Copy out each line in the listing below where the word "service" appears.

-- Records provided --
=== Section Start ===

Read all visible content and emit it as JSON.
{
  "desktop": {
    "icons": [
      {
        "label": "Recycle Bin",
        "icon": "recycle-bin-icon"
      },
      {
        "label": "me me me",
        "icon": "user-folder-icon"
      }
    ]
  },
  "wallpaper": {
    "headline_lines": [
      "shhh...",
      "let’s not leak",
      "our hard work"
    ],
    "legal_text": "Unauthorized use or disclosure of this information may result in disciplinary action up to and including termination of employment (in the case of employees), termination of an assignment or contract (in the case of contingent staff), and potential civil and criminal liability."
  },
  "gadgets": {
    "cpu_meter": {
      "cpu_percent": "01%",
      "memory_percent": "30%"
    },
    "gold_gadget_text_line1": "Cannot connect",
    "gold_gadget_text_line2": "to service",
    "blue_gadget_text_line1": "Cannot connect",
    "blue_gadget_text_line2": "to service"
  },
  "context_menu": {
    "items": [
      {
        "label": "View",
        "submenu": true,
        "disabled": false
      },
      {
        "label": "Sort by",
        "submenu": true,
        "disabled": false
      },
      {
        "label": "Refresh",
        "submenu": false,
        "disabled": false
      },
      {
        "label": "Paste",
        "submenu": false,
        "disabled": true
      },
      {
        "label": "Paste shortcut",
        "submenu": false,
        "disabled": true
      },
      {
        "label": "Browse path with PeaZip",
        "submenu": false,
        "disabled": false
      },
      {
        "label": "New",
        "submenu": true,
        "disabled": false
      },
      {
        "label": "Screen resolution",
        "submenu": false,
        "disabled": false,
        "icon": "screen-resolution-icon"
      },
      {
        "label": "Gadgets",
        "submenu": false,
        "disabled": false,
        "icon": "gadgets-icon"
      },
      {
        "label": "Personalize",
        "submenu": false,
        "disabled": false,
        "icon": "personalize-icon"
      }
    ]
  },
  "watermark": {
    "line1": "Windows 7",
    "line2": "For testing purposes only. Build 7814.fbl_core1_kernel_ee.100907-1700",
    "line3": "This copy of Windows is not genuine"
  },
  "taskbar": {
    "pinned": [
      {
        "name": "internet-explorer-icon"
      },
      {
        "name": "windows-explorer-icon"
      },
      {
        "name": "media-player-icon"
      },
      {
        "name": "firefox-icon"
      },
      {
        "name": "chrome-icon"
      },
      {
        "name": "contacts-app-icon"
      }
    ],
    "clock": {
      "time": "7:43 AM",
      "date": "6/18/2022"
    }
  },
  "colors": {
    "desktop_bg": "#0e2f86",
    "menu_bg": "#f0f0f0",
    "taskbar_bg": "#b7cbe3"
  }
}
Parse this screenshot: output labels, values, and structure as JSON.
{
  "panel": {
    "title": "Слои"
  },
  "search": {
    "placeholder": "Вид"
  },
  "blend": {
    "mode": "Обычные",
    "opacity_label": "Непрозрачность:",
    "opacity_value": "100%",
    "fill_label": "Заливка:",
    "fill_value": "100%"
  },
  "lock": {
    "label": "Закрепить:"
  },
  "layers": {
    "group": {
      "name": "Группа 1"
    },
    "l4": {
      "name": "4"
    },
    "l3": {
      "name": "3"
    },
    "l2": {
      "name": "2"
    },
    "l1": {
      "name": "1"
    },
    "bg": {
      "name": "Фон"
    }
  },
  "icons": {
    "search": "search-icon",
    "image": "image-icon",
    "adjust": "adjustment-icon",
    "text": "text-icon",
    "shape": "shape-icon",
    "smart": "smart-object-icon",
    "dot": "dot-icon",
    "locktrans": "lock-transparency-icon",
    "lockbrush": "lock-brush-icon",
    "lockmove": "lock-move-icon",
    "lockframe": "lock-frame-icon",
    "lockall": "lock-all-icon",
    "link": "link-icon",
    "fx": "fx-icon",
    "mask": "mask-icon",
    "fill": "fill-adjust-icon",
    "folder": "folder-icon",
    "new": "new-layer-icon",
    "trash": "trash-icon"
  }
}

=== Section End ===

-- Answer below --
    "gold_gadget_text_line2": "to service",
    "blue_gadget_text_line2": "to service"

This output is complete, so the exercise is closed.